Four-fifths of the United States of America suspended democracy and declared the Bill of Rights obsolete. The United Kingdom unleashed a new sort of “police” – faces masked, truncheons in their paws – to maul peaceful protesters for the crime of breathing. In parts of Australia, it became a criminal offense to tell other people the time and place of a political demonstration. Germany outlawed political protest.
But none of that happened. It wasn’t reported in the mainstream press. It was of no interest.
In just over nine months, economies in once-wealthy countries were reduced to ruin. Social media reeled under systematic thought-policing. Following a wave of “executive orders” that shuttered small businesses across the United States, an unprecedented number of Americans began to steal food to survive. In the U.K., UNICEF is distributing food to hungry children for the first time in more than 70 years. Around the world, people in need still can’t get medical treatment. Cultural institutions have been shattered. The performing arts have been banned. Singing was deemed a public health risk.
It didn’t matter.
This year, for the first time in history, more than 40 governors in the U.S. awarded themselves quasi-dictatorial powers – on the strength of laws hastily designed less than 20 years ago for massive bioterrorism attacks, pressed into service to counter a medical “emergency” that was never an emergency. By the end of 2020, most of the American population was still living under dictatorial rule.
That was of no interest.
Huge numbers of people, in Europe as in America, were placed (without a court order) under virtual house arrest. This was called a protective measure – and it was reported as such, though the practice violated civil-rights rulings going back nearly a century.
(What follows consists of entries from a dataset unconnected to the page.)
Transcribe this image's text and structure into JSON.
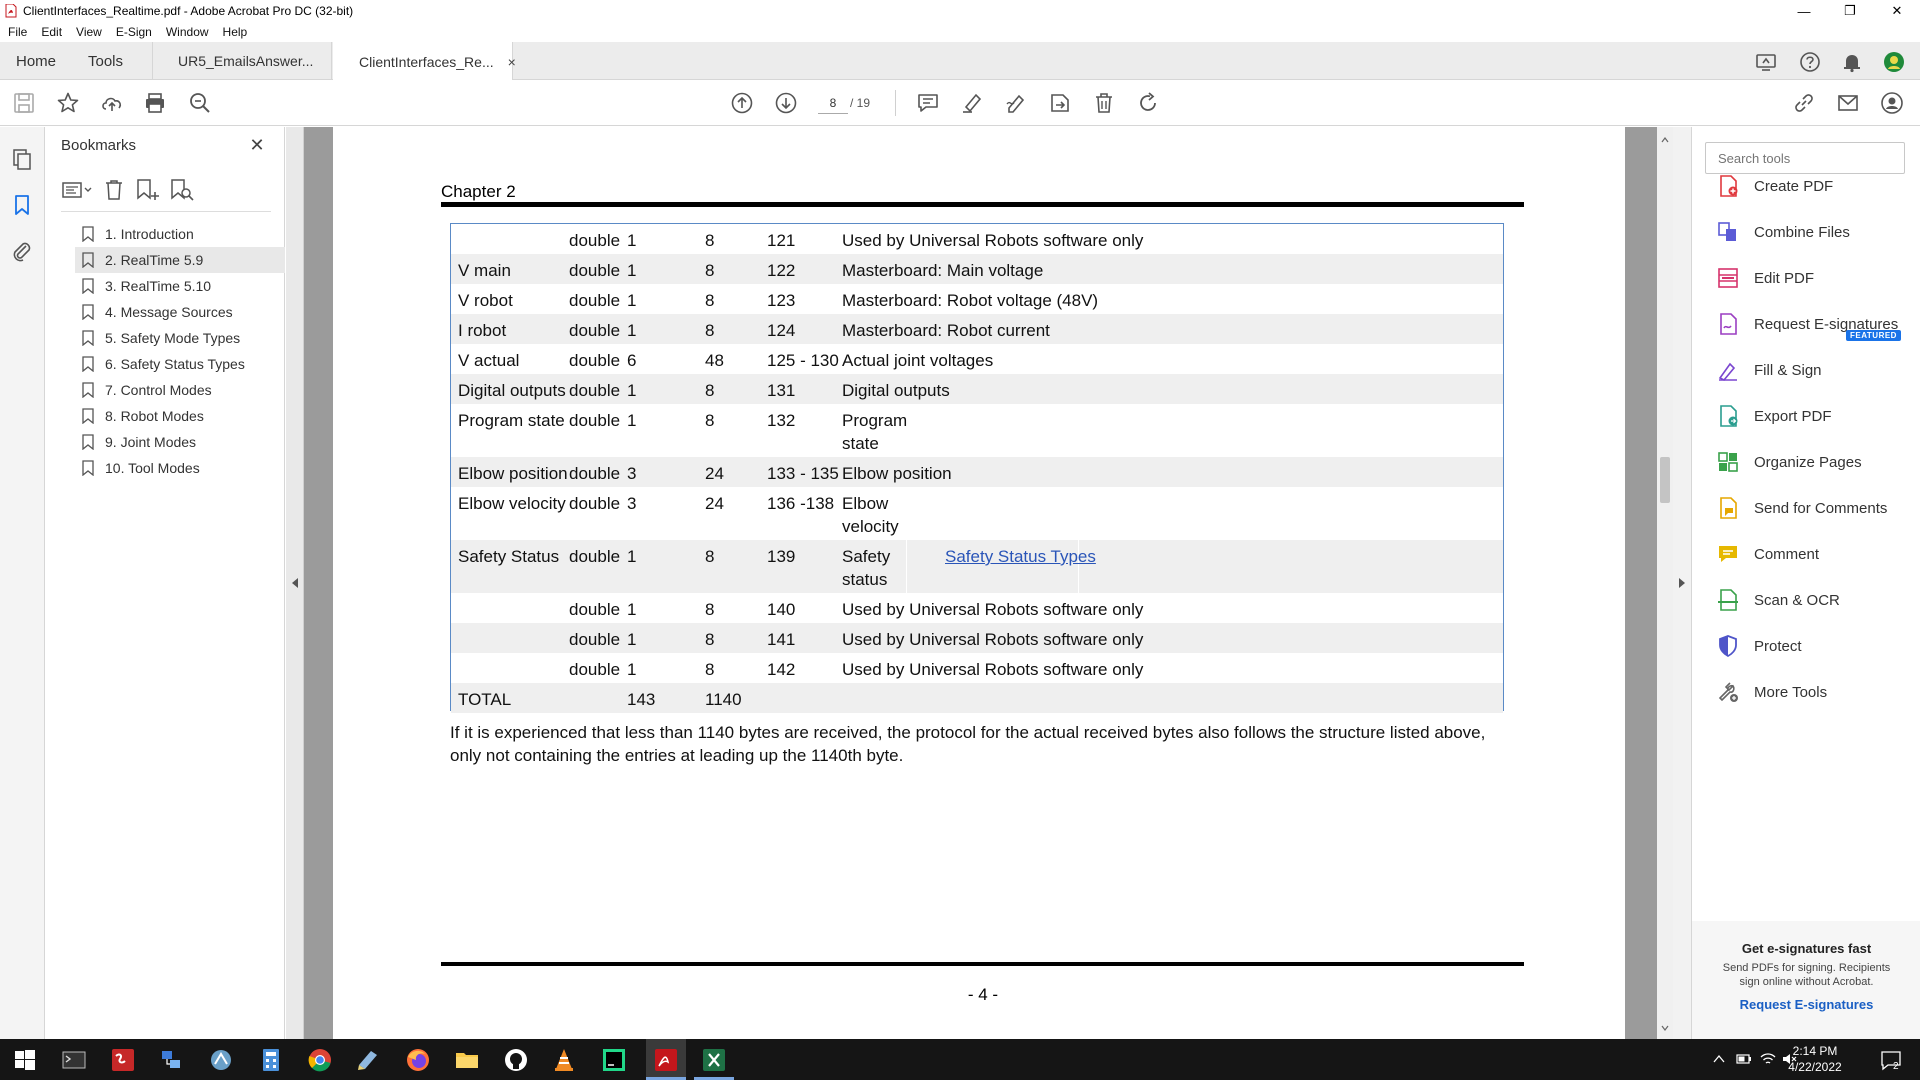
{
  "window": {
    "title": "ClientInterfaces_Realtime.pdf - Adobe Acrobat Pro DC (32-bit)",
    "controls": [
      "—",
      "❐",
      "✕"
    ]
  },
  "menubar": [
    "File",
    "Edit",
    "View",
    "E-Sign",
    "Window",
    "Help"
  ],
  "tabs": {
    "home": "Home",
    "tools": "Tools",
    "docs": [
      {
        "label": "UR5_EmailsAnswer..."
      },
      {
        "label": "ClientInterfaces_Re...",
        "close": "×"
      }
    ]
  },
  "toolbar": {
    "page_current": "8",
    "page_total": "/ 19"
  },
  "bookmarks": {
    "title": "Bookmarks",
    "close": "✕",
    "items": [
      {
        "label": "1. Introduction"
      },
      {
        "label": "2. RealTime 5.9"
      },
      {
        "label": "3. RealTime 5.10"
      },
      {
        "label": "4. Message Sources"
      },
      {
        "label": "5. Safety Mode Types"
      },
      {
        "label": "6. Safety Status Types"
      },
      {
        "label": "7. Control Modes"
      },
      {
        "label": "8. Robot Modes"
      },
      {
        "label": "9. Joint Modes"
      },
      {
        "label": "10. Tool Modes"
      }
    ],
    "selected_index": 1
  },
  "document": {
    "chapter": "Chapter 2",
    "rows": [
      {
        "name": "",
        "type": "double",
        "count": "1",
        "bytes": "8",
        "index": "121",
        "desc": [
          "Used by Universal Robots software only"
        ]
      },
      {
        "name": "V main",
        "type": "double",
        "count": "1",
        "bytes": "8",
        "index": "122",
        "desc": [
          "Masterboard: Main voltage"
        ]
      },
      {
        "name": "V robot",
        "type": "double",
        "count": "1",
        "bytes": "8",
        "index": "123",
        "desc": [
          "Masterboard: Robot voltage (48V)"
        ]
      },
      {
        "name": "I robot",
        "type": "double",
        "count": "1",
        "bytes": "8",
        "index": "124",
        "desc": [
          "Masterboard: Robot current"
        ]
      },
      {
        "name": "V actual",
        "type": "double",
        "count": "6",
        "bytes": "48",
        "index": "125 - 130",
        "desc": [
          "Actual joint voltages"
        ]
      },
      {
        "name": "Digital outputs",
        "type": "double",
        "count": "1",
        "bytes": "8",
        "index": "131",
        "desc": [
          "Digital outputs"
        ]
      },
      {
        "name": "Program state",
        "type": "double",
        "count": "1",
        "bytes": "8",
        "index": "132",
        "desc": [
          "Program",
          "state"
        ]
      },
      {
        "name": "Elbow position",
        "type": "double",
        "count": "3",
        "bytes": "24",
        "index": "133 - 135",
        "desc": [
          "Elbow position"
        ]
      },
      {
        "name": "Elbow velocity",
        "type": "double",
        "count": "3",
        "bytes": "24",
        "index": "136 -138",
        "desc": [
          "Elbow",
          "velocity"
        ]
      },
      {
        "name": "Safety Status",
        "type": "double",
        "count": "1",
        "bytes": "8",
        "index": "139",
        "desc": [
          "Safety",
          "status"
        ],
        "link": "Safety Status Types"
      },
      {
        "name": "",
        "type": "double",
        "count": "1",
        "bytes": "8",
        "index": "140",
        "desc": [
          "Used by Universal Robots software only"
        ]
      },
      {
        "name": "",
        "type": "double",
        "count": "1",
        "bytes": "8",
        "index": "141",
        "desc": [
          "Used by Universal Robots software only"
        ]
      },
      {
        "name": "",
        "type": "double",
        "count": "1",
        "bytes": "8",
        "index": "142",
        "desc": [
          "Used by Universal Robots software only"
        ]
      },
      {
        "name": "TOTAL",
        "type": "",
        "count": "143",
        "bytes": "1140",
        "index": "",
        "desc": [
          ""
        ]
      }
    ],
    "note": "If it is experienced that less than 1140 bytes are received, the protocol for the actual received bytes also follows the structure listed above, only not containing the entries at leading up the 1140th byte.",
    "page_number": "- 4 -"
  },
  "tools_pane": {
    "search_placeholder": "Search tools",
    "featured_badge": "FEATURED",
    "items": [
      {
        "label": "Create PDF",
        "icon": "create-pdf-icon",
        "color": "#e0393e"
      },
      {
        "label": "Combine Files",
        "icon": "combine-files-icon",
        "color": "#5b5bd6"
      },
      {
        "label": "Edit PDF",
        "icon": "edit-pdf-icon",
        "color": "#d6336c"
      },
      {
        "label": "Request E-signatures",
        "icon": "request-esign-icon",
        "color": "#9b3fc2"
      },
      {
        "label": "Fill & Sign",
        "icon": "fill-sign-icon",
        "color": "#7b46d0"
      },
      {
        "label": "Export PDF",
        "icon": "export-pdf-icon",
        "color": "#2a9d8f"
      },
      {
        "label": "Organize Pages",
        "icon": "organize-pages-icon",
        "color": "#3aa24b"
      },
      {
        "label": "Send for Comments",
        "icon": "send-comments-icon",
        "color": "#e6a700"
      },
      {
        "label": "Comment",
        "icon": "comment-icon",
        "color": "#e6b800"
      },
      {
        "label": "Scan & OCR",
        "icon": "scan-ocr-icon",
        "color": "#3aa24b"
      },
      {
        "label": "Protect",
        "icon": "protect-icon",
        "color": "#4f55c9"
      },
      {
        "label": "More Tools",
        "icon": "more-tools-icon",
        "color": "#666666"
      }
    ],
    "promo": {
      "title": "Get e-signatures fast",
      "text": "Send PDFs for signing. Recipients sign online without Acrobat.",
      "link": "Request E-signatures"
    }
  },
  "taskbar": {
    "time": "2:14 PM",
    "date": "4/22/2022",
    "notifications": "2"
  },
  "colors": {
    "accent": "#1a73e8",
    "table_border": "#5a8ac6",
    "link": "#2a55b8",
    "doc_background": "#9b9b9b"
  }
}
Tens of millions of people saw their livelihoods snatched from them by officials they never even had the opportunity to confront.